To create a work portfolio, start with the competency model or with a job

description and ask: what are the outcomes, tangible or intangible, of that

competency or work activity? The portfolio can then be prepared with the

resume at the front, a targeted job description or competency model, and then

work samples representing the supervisor’s efforts to demonstrate the real

work performed by department managers. Work portfolios may then be compared

for quality and the person whose work portfolio is best may be invited

to participate in additional steps of the selection process.

The value of work portfolios is that they go to work results. It is not a

matter of impressing interviewers alone, though participating in interviews

may still be essential to be selected. But work portfolios have the advantage of

focusing attention on desired results. Of course, a disadvantage is that raters

may not assess the same work in the same ways without training and/or agreedupon

guidelines for rating that work. Additionally, job applicants must understand

clearly what they are being asked to provide by way of work samples. If

they are not, then what can happen may not be good. For example, ‘‘when

Optum, Inc., a White Plains, N.Y., software company, asked applicants to submit

work samples, ‘we got in personal poetry and song lyrics,’ says Kelly Vizzini,

director of corporate marketing.’’23 One time when I asked for a writing

sample from a job applicant, he used a dolly to wheel in eleven large three-ring

binders full of material he had written. Unfortunately, when that happened, I

was away from my desk, and he left before I could return. When I did return,

I was amazed to see an enormous stack of material sitting on my desk, which

I had no room to store.

But the approach can also work well. Another time I conducted some supervisory

training for a large organization. The Operations Manager wanted

her thirty-five supervisors to take paper-and-pencil examinations. I dissuaded

her of that and, instead, convinced her to have each supervisor assemble a

notebook—a work portfolio—of his or her best work. That way, the Operations

Manager could see for herself what level of work they performed, and

that prompted much discussion as she reviewed what they regarded as good

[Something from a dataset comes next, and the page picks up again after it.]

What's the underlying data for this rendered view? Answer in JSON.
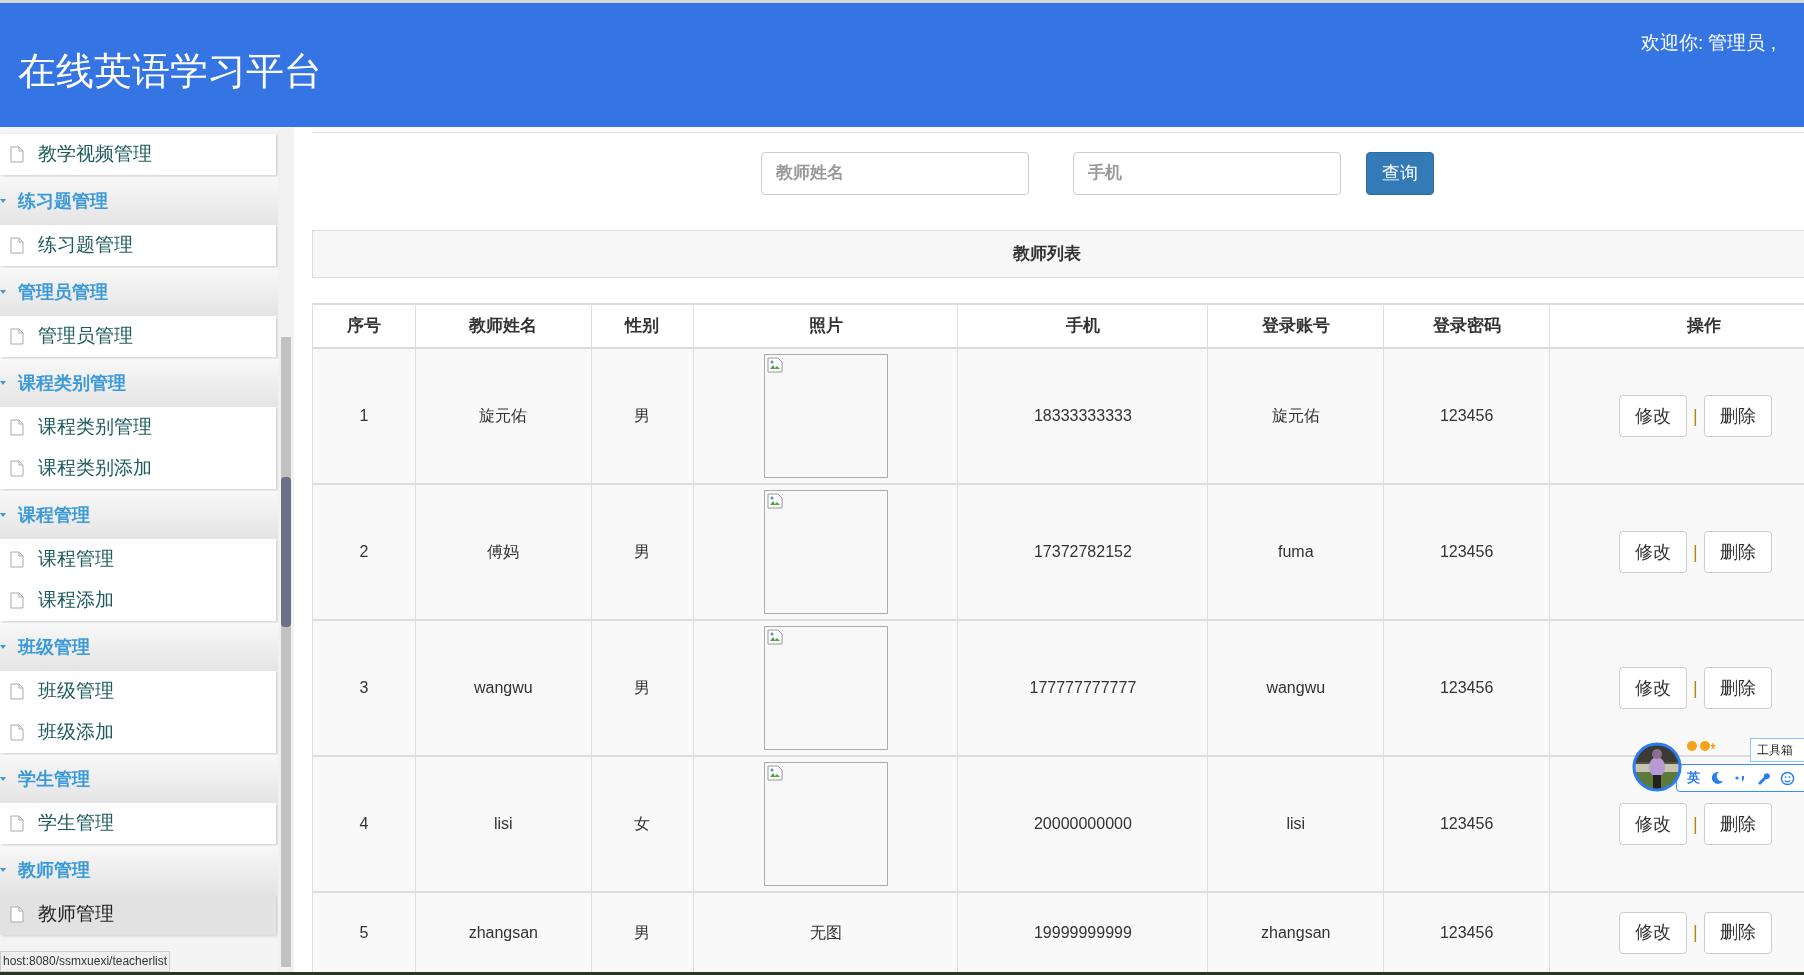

work samples. She was then able to use those work samples as a focal point

for developing the supervisory group—and assess individuals for their potential

for future advancement.